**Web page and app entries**
# # # #
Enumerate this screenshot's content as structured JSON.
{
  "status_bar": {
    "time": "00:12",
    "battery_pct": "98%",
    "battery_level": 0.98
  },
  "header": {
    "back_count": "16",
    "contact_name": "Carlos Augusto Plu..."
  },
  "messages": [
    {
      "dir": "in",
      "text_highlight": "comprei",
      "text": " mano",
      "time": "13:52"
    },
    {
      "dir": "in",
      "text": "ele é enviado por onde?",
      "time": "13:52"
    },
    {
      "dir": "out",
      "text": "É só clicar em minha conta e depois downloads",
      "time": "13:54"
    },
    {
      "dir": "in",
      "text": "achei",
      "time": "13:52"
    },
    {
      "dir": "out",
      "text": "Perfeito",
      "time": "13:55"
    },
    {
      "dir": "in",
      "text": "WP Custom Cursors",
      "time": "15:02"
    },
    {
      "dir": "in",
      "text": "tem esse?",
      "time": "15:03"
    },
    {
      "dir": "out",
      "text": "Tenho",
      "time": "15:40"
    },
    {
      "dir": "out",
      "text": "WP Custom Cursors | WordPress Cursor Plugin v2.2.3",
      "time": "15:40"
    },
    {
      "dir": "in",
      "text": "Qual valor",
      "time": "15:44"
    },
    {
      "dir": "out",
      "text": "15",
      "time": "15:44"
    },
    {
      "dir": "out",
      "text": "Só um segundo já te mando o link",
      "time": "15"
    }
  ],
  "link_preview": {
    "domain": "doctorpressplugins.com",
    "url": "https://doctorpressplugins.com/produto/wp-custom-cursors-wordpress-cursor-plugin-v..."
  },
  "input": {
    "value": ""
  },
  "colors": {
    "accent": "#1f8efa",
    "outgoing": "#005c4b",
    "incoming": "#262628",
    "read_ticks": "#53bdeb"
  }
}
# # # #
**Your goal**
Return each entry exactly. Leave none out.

**Solution for this exercise**
Enumerate this screenshot's content as structured JSON.
{
  "status_bar": {
    "time": "00:12",
    "battery_pct": "98%",
    "battery_level": 0.98
  },
  "header": {
    "back_count": "16",
    "contact_name": "Carlos Augusto Plu..."
  },
  "messages": [
    {
      "dir": "in",
      "text_highlight": "comprei",
      "text": " mano",
      "time": "13:52"
    },
    {
      "dir": "in",
      "text": "ele é enviado por onde?",
      "time": "13:52"
    },
    {
      "dir": "out",
      "text": "É só clicar em minha conta e depois downloads",
      "time": "13:54"
    },
    {
      "dir": "in",
      "text": "achei",
      "time": "13:52"
    },
    {
      "dir": "out",
      "text": "Perfeito",
      "time": "13:55"
    },
    {
      "dir": "in",
      "text": "WP Custom Cursors",
      "time": "15:02"
    },
    {
      "dir": "in",
      "text": "tem esse?",
      "time": "15:03"
    },
    {
      "dir": "out",
      "text": "Tenho",
      "time": "15:40"
    },
    {
      "dir": "out",
      "text": "WP Custom Cursors | WordPress Cursor Plugin v2.2.3",
      "time": "15:40"
    },
    {
      "dir": "in",
      "text": "Qual valor",
      "time": "15:44"
    },
    {
      "dir": "out",
      "text": "15",
      "time": "15:44"
    },
    {
      "dir": "out",
      "text": "Só um segundo já te mando o link",
      "time": "15"
    }
  ],
  "link_preview": {
    "domain": "doctorpressplugins.com",
    "url": "https://doctorpressplugins.com/produto/wp-custom-cursors-wordpress-cursor-plugin-v..."
  },
  "input": {
    "value": ""
  },
  "colors": {
    "accent": "#1f8efa",
    "outgoing": "#005c4b",
    "incoming": "#262628",
    "read_ticks": "#53bdeb"
  }
}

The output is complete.